My previous blogs have looked at what OCD is and how devastating it can be. This blog looks in more detail at some of the most common obsessions and the compulsions that go with them. Again it must be stressed that a lot of us might do these sometimes, but not to the stage where our lives and our relationships are becoming affected by them.
The symptoms of OCD vary widely, depending upon the individual and the situation and people experience many symptoms other than those mentioned above. Many people with OCD are able to function reasonably well, and friends, family and colleagues may not even suspect there’s a problem. But when symptoms escalate to the point that they interfere with day to day life, when excessive time is lost from work, when an individual is unable to work or study or when uncontrollable fear and anxiety are severely straining a relationship – it’s time to get help.

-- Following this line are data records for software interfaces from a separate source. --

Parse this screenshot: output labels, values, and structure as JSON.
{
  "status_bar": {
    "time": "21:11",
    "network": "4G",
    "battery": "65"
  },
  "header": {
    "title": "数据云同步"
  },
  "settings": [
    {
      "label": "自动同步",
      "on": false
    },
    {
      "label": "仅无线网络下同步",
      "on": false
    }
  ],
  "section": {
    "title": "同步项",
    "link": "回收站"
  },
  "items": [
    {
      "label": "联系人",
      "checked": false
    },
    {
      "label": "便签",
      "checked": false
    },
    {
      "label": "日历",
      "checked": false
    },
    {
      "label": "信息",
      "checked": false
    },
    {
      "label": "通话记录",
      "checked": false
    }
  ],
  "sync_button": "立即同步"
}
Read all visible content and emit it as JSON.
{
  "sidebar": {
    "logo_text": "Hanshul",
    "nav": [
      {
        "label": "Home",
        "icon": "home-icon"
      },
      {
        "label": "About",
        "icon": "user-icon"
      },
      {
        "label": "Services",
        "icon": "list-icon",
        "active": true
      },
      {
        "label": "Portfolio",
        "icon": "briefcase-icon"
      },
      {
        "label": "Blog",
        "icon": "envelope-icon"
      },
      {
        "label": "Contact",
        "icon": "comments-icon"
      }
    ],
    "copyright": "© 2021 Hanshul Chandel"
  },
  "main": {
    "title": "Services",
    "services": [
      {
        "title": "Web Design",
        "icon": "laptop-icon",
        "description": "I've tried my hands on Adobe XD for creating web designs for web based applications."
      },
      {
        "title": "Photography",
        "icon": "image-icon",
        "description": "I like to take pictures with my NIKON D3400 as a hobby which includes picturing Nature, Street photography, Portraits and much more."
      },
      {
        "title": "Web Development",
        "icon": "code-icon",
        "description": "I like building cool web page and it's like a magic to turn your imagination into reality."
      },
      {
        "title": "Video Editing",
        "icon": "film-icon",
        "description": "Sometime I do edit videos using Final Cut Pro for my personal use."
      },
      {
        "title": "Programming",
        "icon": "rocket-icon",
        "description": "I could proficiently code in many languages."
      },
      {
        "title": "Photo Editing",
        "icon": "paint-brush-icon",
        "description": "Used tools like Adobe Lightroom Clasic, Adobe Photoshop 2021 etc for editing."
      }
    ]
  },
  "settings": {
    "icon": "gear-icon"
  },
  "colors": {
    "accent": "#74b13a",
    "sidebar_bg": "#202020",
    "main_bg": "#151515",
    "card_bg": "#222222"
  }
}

The Obsessions and Compulsions of OCD
Obsession: Fears of germs or contamination
- Repeatedly washing hands
- Avoiding touching “dirty” surfaces that others may have touched, including doorknobs, desks, computer keyboards, soap etc
- Avoiding the use of public toilets
Obsession: Fears that harm, illness, or death, will befall self or other or fear of causing harm to self or others
- Constantly going to GP in case a serious illness or condition has not been picked up in the past
- Avoiding certain situations or groups of people (for example, young children) in case one harms them
- “Checking” behaviour, such as making sure doors and windows are locked or electrical/gas appliances such as cooker, coffee machine, iron, hair straighteners are off
- Checking light switches or turning them on and off repeatedly
- Repeatedly checking to see if a child is still breathing during the night (when there has been no reason to be over-vigilant
Obsession: Fears/feelings related to numbers
- Counting, touching or saying words a certain number of times (believing there is a magical significance to certain numbers and, for example, using those numbers to “magically” keep harm from coming to another), counting the number of steps between locations and having to start over if interrupted
- Touching objects a certain number of times, not being able to move on unless this touching has been accomplished
- Going back and forth through doorways a certain number of times before it’s OK to enter the room
Obsession: Fears/feelings/urges related to throwing something away
- Saving useless items – papers, broken items, being unable to part with things that are not needed any more
- Holding on to items for fear that they might be needed sometime in the future, such as books, newspapers, food, school papers
- Buying multiples of the same item
Obsession: Fears/feelings/urges related to symmetry or order
- Constantly lining up items or groups of items, such as books on a shelf or items on a desk, aligning edges to be “just right” or “even” (yes a lot of us do this, but not to the extent that it interferes with our lives)
- Rearranging items to be in a certain order, for example, by colour or alphabetical order
Obsessions: Excessive doubting/dread of uncertainty
- Constantly rechecking to see if everything that should be in a briefcase or handbag is actually there
- Going outside to check something, e.g., that a car is actually locked – and doing this repeatedly
Need some advice and support?
If you are struggling with any of the issues raised in this article, or indeed any other emotional issues or life challenges and would like to talk things over in complete confidentiality, call Alison Winfield, Mindfully Well Counselling Cork on 087 9934541.